Task to carry out: Which of the lines below hold the word "screenshot"? Pull each of them out.

(Data about app and page elements)
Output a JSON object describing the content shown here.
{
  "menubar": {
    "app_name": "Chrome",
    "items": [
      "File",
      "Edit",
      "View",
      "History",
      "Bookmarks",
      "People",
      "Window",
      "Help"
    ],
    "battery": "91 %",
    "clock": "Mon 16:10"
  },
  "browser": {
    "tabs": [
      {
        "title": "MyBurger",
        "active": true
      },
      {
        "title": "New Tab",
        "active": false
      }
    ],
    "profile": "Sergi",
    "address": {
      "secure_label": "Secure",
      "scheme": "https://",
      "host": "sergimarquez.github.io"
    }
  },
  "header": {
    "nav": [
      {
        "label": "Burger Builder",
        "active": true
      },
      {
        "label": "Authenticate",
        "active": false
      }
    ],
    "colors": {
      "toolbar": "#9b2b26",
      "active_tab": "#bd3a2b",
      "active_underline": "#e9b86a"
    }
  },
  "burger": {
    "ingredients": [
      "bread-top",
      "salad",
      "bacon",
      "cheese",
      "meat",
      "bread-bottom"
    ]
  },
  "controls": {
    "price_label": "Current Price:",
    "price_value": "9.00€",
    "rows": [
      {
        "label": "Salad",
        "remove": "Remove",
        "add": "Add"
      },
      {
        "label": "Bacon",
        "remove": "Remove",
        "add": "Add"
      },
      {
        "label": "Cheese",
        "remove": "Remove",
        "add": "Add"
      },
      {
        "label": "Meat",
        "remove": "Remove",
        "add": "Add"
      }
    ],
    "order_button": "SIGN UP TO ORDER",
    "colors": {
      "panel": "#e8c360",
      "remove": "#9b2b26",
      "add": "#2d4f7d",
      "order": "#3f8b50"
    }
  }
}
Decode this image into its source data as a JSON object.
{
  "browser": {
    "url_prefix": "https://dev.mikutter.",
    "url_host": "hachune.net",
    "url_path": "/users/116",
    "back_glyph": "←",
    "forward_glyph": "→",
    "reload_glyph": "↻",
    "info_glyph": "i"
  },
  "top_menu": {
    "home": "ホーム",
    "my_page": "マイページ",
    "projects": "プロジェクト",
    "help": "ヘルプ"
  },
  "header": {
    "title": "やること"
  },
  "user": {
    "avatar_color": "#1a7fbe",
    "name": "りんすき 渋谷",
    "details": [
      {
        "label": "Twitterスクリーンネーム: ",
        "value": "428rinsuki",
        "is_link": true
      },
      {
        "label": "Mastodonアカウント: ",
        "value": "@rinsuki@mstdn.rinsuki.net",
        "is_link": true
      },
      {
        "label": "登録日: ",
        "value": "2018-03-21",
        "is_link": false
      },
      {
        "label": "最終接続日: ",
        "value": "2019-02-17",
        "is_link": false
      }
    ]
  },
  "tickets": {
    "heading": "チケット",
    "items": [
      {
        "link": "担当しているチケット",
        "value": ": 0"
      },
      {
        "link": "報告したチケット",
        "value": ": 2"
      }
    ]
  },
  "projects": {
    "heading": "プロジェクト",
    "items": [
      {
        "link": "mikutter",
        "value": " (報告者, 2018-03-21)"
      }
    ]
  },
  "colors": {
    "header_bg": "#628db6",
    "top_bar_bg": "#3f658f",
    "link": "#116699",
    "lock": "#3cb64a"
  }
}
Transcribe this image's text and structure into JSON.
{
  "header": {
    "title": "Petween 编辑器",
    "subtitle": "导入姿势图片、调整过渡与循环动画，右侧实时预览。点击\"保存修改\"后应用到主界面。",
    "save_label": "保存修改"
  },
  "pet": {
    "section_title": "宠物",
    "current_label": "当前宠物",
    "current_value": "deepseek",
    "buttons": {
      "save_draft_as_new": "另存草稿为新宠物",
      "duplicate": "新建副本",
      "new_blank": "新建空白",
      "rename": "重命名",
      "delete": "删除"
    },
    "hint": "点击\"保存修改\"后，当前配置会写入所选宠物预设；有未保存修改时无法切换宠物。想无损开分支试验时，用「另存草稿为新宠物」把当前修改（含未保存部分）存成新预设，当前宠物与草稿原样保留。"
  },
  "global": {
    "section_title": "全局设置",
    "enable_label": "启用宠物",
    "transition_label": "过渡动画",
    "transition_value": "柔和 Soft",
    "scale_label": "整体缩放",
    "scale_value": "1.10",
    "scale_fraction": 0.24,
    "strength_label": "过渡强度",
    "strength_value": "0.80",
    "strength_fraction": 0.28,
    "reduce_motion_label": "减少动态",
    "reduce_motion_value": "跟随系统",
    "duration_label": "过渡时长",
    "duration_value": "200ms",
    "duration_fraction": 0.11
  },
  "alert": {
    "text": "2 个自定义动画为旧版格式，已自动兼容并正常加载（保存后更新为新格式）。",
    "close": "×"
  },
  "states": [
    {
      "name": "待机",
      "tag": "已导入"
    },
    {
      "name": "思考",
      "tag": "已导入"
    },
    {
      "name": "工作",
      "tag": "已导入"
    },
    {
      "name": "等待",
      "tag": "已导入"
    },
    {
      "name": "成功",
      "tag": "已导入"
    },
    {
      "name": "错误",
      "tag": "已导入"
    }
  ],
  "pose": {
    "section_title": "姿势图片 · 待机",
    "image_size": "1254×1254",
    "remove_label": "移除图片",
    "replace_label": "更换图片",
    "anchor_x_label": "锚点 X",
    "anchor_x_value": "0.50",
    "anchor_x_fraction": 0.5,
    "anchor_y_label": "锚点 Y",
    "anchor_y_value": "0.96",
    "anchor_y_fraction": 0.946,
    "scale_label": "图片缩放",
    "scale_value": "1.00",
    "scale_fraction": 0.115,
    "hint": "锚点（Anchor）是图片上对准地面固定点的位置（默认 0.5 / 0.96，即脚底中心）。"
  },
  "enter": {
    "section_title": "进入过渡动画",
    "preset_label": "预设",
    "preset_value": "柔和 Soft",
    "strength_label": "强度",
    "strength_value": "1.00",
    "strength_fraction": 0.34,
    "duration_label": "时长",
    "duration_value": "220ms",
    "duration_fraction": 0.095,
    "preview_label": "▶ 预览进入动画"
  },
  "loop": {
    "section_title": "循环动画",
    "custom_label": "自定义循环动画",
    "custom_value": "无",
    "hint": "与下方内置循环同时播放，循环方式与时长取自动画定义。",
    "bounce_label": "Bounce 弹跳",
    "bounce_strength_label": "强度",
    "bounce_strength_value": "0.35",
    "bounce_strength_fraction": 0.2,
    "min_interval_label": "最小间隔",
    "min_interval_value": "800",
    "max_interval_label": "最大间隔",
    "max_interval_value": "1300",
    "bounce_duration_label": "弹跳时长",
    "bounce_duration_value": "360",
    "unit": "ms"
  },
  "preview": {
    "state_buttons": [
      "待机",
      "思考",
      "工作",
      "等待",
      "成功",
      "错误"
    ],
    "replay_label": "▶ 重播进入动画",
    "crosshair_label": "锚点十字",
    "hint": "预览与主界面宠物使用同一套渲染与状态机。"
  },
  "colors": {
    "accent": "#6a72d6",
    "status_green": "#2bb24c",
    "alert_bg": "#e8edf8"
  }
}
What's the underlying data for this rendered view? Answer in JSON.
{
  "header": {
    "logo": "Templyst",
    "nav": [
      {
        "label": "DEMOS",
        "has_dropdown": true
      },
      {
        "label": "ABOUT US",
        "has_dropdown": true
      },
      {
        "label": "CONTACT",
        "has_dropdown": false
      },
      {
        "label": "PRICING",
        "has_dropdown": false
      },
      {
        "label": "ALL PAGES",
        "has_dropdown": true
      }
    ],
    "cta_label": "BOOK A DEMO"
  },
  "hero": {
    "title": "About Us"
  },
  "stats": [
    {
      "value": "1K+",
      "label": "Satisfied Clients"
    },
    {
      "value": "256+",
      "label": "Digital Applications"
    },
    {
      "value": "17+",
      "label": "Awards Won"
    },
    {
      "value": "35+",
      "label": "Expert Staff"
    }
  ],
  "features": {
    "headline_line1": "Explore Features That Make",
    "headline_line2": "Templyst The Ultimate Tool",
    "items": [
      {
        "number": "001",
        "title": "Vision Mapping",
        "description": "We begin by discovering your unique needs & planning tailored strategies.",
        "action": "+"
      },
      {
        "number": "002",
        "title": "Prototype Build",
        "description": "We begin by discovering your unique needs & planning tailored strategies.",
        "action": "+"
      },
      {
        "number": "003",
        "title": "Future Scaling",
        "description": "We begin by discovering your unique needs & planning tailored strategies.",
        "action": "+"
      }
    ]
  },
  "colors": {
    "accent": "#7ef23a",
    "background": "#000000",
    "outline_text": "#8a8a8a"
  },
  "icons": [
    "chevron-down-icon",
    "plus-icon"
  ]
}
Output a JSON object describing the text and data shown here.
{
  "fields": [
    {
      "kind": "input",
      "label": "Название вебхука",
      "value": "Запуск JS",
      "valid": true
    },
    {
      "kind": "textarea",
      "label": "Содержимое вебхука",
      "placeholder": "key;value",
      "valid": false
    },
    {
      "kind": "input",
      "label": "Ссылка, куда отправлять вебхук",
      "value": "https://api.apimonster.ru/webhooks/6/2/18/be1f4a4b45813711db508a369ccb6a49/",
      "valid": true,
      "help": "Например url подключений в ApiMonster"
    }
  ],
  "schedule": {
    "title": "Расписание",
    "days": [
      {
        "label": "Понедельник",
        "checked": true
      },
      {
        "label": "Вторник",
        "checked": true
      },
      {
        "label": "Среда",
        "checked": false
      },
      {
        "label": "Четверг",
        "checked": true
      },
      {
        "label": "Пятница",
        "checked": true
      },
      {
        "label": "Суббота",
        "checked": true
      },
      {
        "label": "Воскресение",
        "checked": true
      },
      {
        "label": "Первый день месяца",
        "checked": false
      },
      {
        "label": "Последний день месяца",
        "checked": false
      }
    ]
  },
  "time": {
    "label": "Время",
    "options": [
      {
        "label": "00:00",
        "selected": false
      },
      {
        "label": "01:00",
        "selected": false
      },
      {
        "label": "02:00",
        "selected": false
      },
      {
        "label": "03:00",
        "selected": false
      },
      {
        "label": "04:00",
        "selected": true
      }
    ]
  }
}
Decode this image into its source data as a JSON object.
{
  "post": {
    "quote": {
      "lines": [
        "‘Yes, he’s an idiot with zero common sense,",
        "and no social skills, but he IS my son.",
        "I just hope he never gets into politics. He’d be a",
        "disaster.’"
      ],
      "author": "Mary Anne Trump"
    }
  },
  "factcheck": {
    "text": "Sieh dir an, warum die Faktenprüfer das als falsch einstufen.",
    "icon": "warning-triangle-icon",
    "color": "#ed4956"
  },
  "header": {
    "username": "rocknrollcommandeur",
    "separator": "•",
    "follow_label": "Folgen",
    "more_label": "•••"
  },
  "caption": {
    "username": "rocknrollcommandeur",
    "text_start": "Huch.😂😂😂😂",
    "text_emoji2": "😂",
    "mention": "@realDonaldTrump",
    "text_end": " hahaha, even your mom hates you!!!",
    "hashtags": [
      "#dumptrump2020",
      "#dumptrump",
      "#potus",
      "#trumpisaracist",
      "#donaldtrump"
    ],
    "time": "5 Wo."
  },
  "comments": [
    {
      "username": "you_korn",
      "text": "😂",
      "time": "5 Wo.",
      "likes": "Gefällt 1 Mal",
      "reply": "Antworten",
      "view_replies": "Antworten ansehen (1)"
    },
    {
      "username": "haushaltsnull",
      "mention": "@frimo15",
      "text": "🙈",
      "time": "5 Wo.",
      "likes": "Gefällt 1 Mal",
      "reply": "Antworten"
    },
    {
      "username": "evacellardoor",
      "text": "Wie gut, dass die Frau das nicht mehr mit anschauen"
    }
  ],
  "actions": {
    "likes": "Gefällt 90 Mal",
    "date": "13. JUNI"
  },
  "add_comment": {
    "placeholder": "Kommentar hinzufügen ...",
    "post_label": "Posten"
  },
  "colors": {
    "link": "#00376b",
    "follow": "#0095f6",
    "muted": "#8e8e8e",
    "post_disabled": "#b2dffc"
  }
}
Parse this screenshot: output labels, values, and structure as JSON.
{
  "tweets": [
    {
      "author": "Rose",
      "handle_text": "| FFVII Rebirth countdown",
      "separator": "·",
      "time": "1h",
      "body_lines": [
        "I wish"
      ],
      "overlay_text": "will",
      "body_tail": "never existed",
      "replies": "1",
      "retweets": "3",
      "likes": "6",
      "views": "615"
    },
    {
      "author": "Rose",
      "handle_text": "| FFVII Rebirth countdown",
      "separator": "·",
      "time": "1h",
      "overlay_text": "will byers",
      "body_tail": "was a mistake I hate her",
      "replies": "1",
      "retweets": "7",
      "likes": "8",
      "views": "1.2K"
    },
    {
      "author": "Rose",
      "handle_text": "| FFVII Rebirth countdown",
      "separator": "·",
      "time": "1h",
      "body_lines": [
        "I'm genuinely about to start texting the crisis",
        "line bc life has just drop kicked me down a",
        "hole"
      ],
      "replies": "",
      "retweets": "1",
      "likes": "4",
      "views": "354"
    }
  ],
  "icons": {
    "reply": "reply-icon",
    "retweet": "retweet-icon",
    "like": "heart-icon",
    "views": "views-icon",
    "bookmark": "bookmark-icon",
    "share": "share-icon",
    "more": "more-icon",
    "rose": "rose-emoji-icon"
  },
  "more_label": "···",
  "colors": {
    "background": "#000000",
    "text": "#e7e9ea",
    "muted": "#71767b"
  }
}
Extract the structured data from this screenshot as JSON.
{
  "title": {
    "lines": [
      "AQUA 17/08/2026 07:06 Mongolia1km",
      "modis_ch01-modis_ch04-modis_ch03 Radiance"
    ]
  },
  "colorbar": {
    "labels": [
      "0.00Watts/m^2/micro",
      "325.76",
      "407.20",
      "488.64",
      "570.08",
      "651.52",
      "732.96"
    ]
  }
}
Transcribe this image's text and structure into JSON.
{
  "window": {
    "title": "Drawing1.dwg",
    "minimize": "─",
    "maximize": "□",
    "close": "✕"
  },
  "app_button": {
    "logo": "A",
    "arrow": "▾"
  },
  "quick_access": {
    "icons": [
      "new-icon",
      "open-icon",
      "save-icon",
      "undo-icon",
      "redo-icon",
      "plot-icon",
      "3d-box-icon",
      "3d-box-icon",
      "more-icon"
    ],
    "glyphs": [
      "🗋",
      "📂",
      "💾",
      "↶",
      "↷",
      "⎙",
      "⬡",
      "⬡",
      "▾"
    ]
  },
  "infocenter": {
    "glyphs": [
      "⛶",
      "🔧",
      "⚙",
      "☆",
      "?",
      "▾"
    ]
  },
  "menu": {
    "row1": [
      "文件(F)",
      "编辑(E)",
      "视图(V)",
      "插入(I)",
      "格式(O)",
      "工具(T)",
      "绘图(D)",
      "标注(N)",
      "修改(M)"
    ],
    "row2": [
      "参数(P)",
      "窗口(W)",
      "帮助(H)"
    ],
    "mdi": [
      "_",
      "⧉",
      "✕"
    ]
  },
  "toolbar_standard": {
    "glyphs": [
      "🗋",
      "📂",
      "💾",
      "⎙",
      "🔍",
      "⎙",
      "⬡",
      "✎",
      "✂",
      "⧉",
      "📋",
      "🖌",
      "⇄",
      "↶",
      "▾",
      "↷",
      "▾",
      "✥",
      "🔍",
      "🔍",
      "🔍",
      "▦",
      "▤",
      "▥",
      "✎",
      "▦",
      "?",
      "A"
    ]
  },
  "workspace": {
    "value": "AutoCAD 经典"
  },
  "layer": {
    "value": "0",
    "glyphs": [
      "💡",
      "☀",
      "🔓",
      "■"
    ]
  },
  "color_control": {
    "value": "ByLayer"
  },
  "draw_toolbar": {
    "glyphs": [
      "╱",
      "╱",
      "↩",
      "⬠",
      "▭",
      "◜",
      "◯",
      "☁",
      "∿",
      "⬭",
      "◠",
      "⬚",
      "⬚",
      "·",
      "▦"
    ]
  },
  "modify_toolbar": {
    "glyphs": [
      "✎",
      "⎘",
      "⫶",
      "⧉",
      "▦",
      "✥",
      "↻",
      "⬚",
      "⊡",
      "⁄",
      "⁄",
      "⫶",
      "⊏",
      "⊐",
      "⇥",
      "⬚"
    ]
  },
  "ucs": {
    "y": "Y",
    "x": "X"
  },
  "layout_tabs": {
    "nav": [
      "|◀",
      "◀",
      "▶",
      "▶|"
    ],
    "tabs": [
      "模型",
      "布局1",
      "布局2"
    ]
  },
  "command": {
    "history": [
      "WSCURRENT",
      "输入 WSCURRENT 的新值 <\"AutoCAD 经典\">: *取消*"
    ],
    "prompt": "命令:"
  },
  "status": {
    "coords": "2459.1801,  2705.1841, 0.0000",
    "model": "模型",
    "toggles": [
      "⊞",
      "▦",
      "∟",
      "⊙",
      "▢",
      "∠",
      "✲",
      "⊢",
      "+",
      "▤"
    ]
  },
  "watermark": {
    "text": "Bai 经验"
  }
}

Exercise solution:
Parse this screenshot: output labels, values, and structure as JSON.
Extract the structured data from this screenshot as JSON.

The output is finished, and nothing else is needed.